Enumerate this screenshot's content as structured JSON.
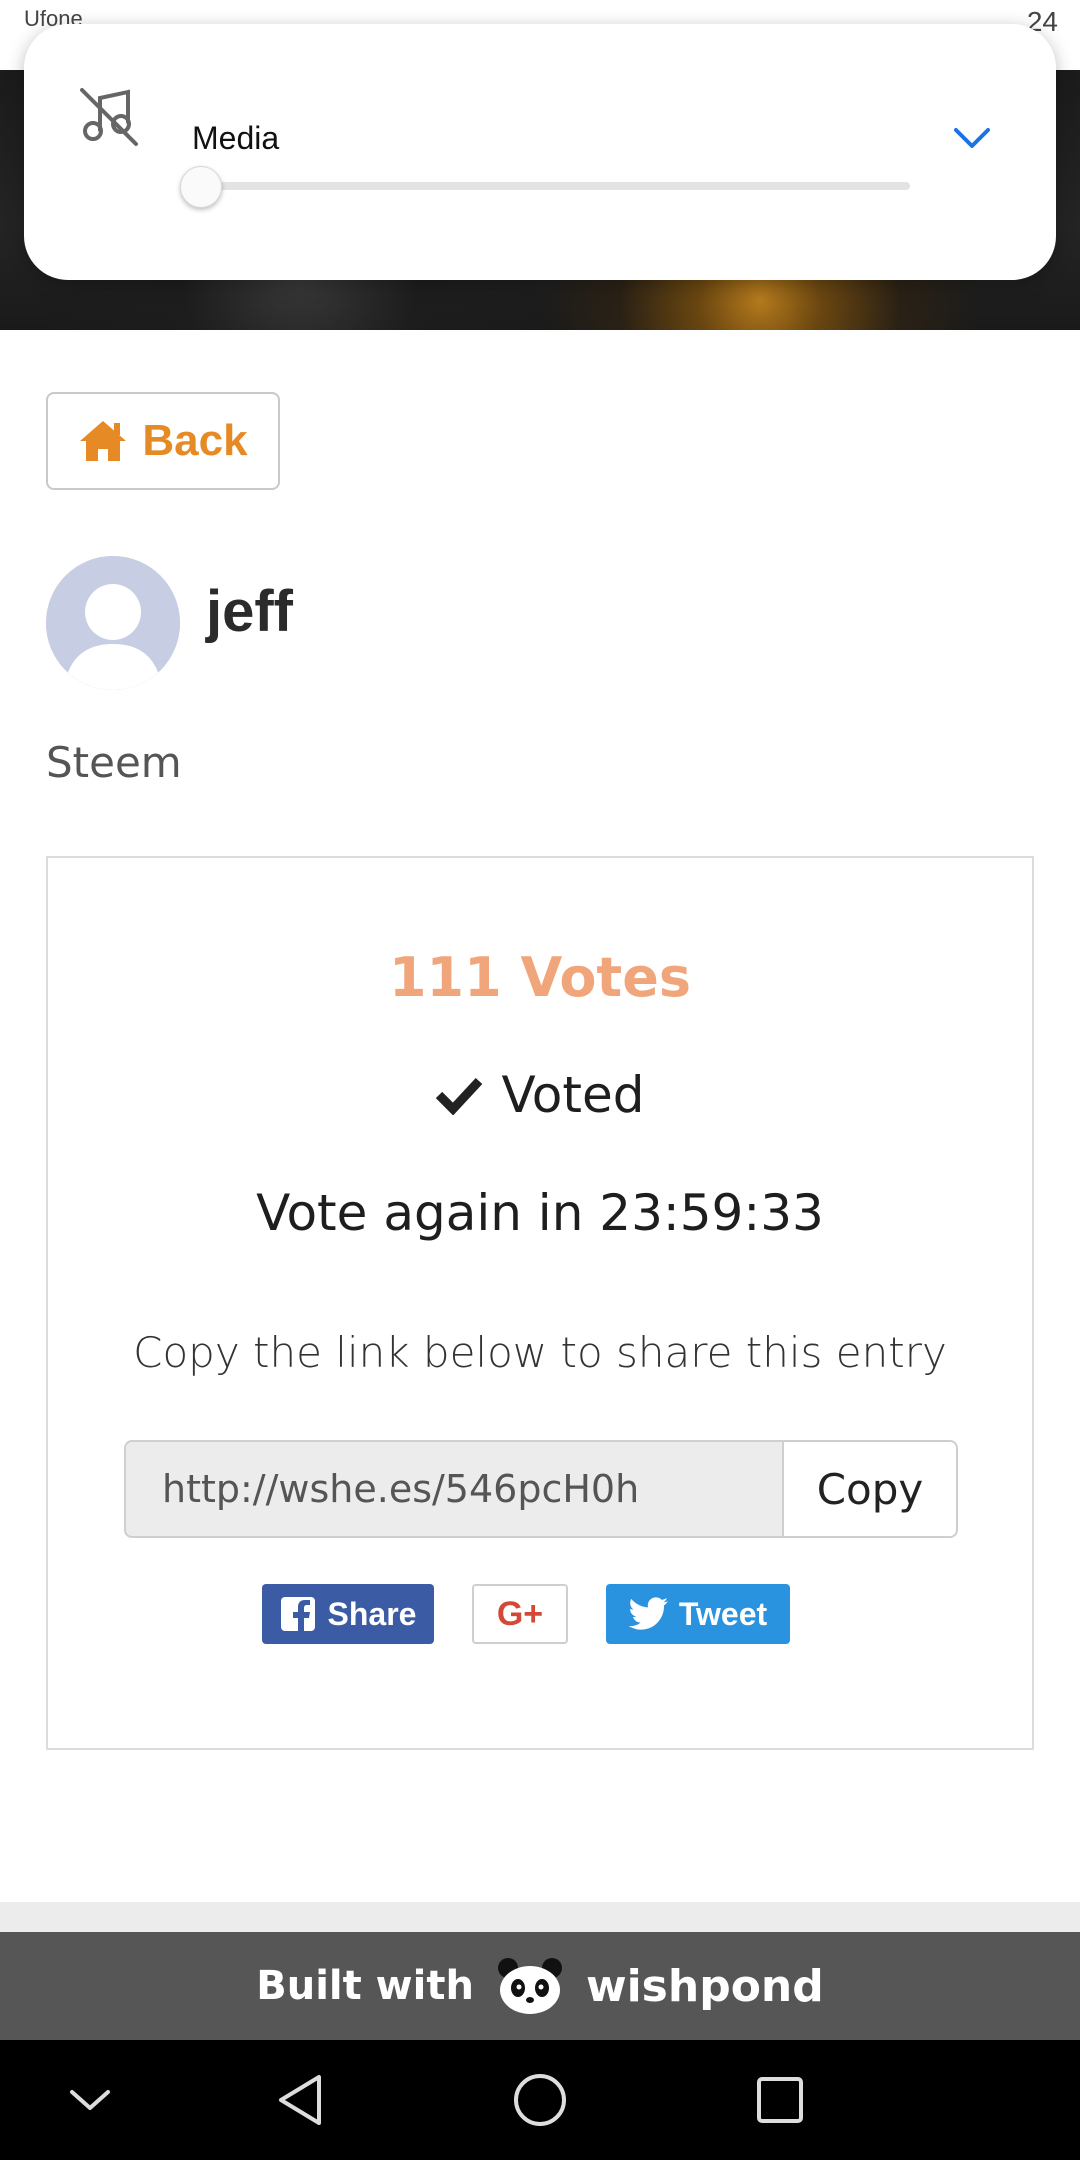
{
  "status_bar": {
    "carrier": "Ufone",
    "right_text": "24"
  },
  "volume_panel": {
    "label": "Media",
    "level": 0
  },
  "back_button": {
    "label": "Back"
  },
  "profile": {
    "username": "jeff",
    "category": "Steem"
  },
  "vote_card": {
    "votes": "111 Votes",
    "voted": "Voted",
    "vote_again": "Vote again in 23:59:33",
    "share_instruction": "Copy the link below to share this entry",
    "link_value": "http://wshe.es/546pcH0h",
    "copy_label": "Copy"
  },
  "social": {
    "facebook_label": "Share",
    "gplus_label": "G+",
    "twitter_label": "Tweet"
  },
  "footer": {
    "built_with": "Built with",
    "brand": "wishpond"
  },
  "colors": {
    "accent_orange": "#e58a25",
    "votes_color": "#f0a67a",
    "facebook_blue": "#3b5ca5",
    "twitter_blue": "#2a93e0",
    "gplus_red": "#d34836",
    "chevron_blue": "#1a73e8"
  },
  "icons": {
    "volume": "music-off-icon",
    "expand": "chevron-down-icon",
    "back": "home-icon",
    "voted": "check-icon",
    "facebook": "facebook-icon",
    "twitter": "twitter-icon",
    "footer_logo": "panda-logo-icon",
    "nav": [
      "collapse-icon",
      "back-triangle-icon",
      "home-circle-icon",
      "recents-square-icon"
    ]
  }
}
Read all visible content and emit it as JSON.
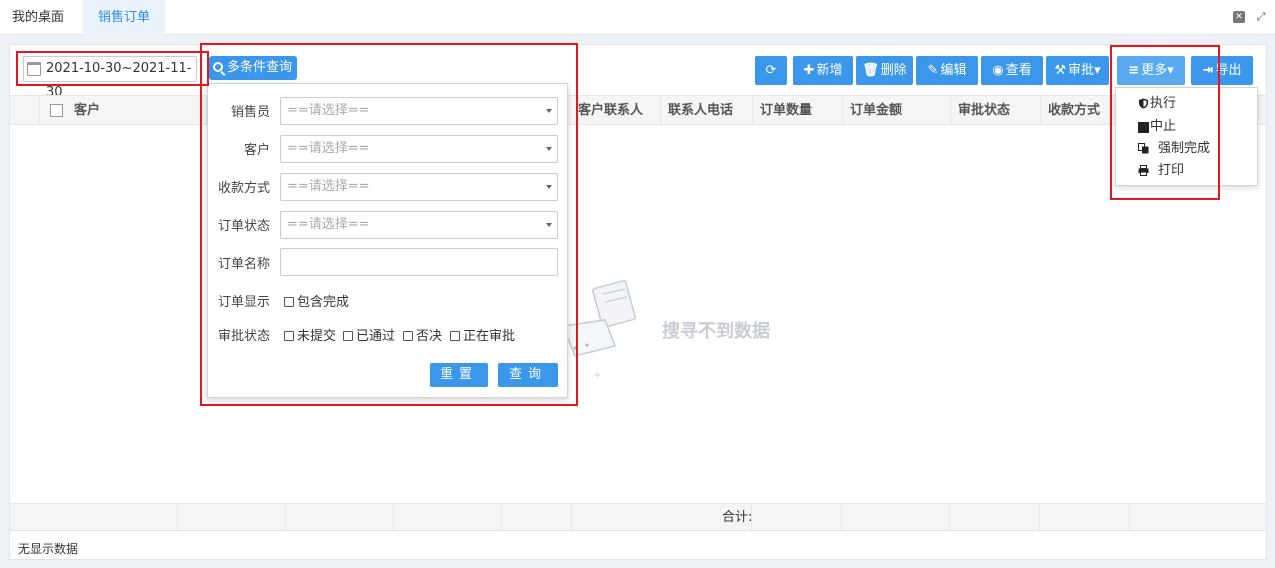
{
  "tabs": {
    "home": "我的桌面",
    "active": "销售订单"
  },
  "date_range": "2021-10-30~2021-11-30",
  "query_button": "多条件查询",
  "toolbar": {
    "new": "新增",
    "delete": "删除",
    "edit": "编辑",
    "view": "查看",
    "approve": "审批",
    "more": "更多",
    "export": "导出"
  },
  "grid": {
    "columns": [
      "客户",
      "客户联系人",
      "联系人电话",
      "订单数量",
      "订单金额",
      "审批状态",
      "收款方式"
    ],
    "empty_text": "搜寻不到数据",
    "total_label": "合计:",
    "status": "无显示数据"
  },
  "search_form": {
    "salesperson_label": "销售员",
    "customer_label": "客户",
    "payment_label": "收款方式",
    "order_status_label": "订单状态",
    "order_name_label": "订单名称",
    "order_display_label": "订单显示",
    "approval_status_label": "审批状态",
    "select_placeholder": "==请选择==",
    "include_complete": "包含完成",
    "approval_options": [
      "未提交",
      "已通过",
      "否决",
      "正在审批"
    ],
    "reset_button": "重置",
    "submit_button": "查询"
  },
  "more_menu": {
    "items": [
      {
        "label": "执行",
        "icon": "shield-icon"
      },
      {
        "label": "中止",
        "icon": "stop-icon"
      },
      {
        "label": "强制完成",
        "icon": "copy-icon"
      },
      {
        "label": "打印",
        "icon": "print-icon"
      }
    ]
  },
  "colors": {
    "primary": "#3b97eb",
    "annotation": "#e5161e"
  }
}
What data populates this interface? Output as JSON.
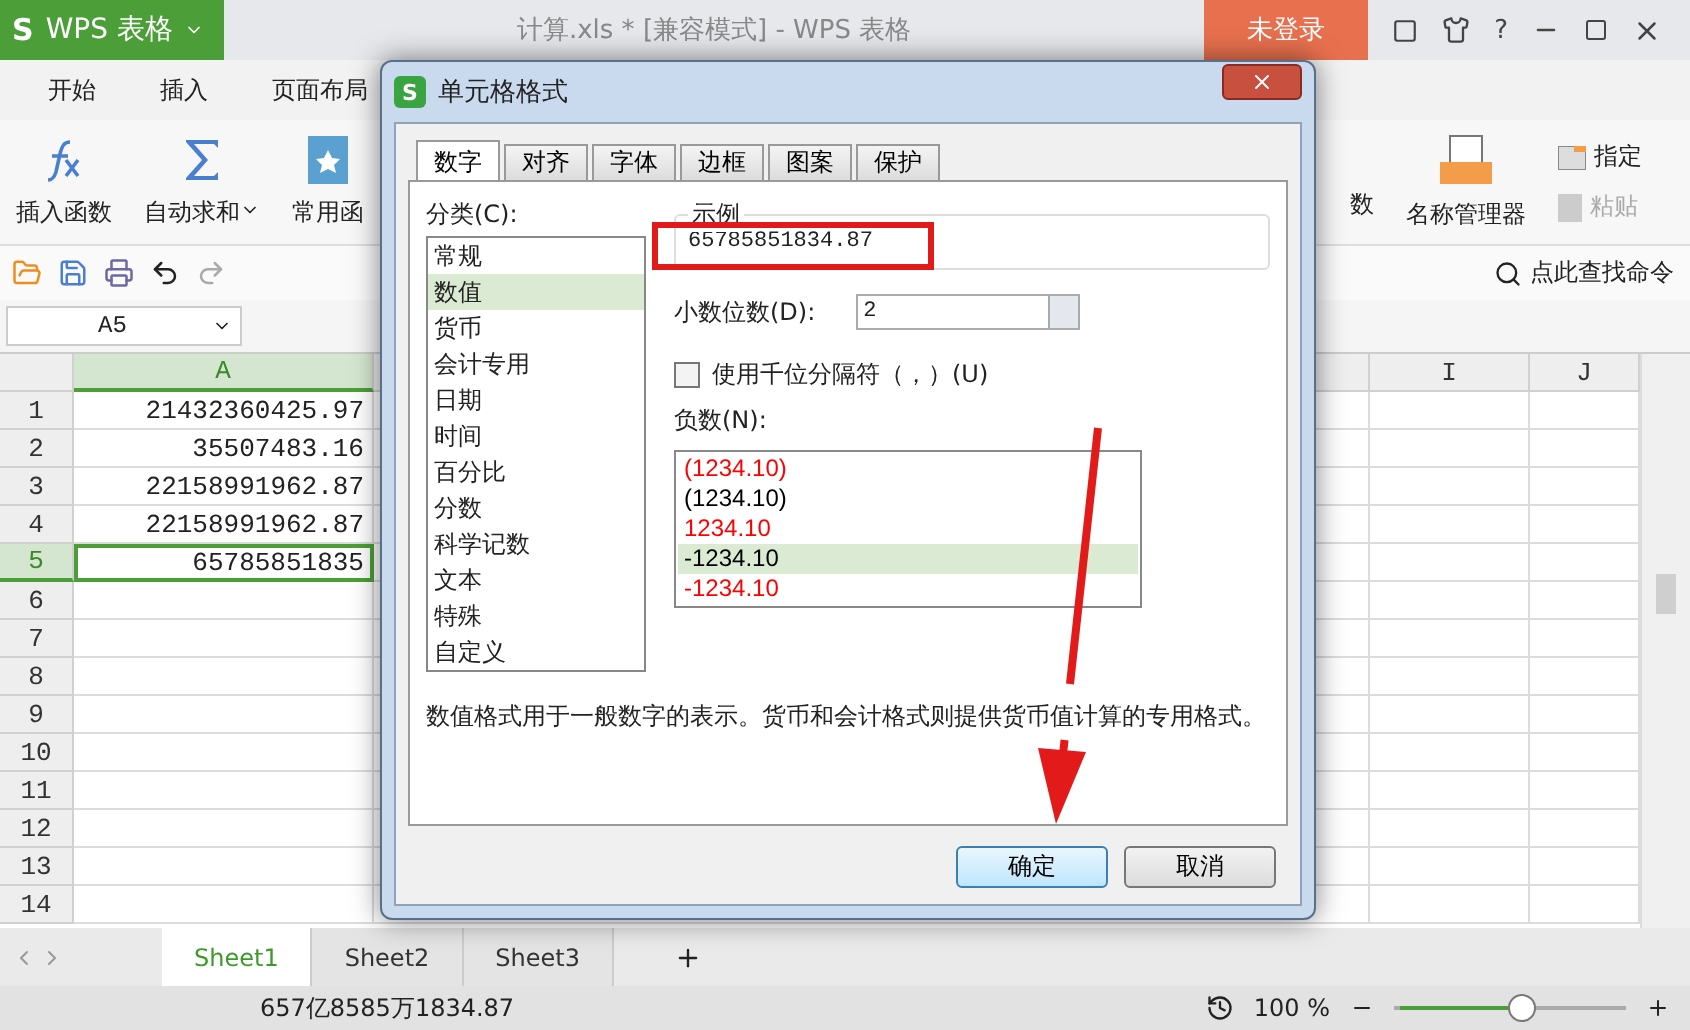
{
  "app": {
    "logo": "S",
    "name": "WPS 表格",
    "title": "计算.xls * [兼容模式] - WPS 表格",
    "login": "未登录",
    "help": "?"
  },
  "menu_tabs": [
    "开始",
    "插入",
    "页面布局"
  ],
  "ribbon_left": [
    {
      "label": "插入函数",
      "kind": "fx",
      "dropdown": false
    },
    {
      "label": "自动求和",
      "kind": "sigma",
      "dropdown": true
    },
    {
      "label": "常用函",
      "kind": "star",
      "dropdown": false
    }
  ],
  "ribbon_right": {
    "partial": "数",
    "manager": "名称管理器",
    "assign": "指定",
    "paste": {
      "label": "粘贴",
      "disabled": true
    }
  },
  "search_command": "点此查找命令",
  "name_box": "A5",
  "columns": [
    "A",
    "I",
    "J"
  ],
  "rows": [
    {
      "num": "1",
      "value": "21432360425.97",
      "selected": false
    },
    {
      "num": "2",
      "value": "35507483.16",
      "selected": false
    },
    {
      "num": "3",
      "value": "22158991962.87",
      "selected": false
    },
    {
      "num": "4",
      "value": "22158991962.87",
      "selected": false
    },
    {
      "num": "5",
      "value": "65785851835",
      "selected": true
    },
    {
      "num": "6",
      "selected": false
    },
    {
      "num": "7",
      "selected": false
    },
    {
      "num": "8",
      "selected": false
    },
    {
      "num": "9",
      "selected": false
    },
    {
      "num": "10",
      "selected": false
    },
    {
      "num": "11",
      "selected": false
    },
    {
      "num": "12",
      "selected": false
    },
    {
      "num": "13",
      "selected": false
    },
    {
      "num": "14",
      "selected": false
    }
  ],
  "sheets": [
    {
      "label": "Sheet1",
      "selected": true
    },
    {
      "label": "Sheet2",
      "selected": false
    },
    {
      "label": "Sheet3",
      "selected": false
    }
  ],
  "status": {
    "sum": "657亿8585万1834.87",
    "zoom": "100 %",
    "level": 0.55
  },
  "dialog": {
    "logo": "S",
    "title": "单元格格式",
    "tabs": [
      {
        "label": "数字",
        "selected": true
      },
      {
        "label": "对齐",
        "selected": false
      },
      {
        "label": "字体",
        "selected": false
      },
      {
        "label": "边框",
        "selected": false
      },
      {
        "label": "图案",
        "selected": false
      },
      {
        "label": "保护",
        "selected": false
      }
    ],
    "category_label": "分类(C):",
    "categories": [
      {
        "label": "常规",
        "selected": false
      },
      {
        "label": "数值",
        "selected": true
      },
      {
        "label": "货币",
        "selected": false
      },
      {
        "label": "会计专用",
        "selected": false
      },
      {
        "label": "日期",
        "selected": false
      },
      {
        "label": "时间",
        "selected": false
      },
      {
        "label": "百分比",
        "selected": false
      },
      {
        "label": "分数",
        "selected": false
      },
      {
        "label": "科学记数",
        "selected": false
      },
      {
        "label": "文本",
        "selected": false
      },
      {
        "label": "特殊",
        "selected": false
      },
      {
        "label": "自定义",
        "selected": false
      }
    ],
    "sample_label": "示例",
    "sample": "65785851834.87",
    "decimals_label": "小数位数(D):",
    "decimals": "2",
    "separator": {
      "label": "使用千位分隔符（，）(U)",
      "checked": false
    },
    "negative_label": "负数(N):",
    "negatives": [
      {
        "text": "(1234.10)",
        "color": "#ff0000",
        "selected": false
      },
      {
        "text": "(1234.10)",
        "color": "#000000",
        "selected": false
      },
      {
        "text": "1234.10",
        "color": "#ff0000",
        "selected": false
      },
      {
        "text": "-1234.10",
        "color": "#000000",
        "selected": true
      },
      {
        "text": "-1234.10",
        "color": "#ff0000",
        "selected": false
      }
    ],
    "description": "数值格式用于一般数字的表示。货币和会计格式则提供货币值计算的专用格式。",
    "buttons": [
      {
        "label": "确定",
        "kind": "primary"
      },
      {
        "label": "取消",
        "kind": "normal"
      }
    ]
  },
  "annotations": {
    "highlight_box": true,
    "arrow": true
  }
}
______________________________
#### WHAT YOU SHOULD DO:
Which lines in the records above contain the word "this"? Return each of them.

#### RESPONSE AREA:
Enumerate this screenshot's content as structured JSON.
    "share_instruction": "Copy the link below to share this entry",
What data populates this interface? Output as JSON.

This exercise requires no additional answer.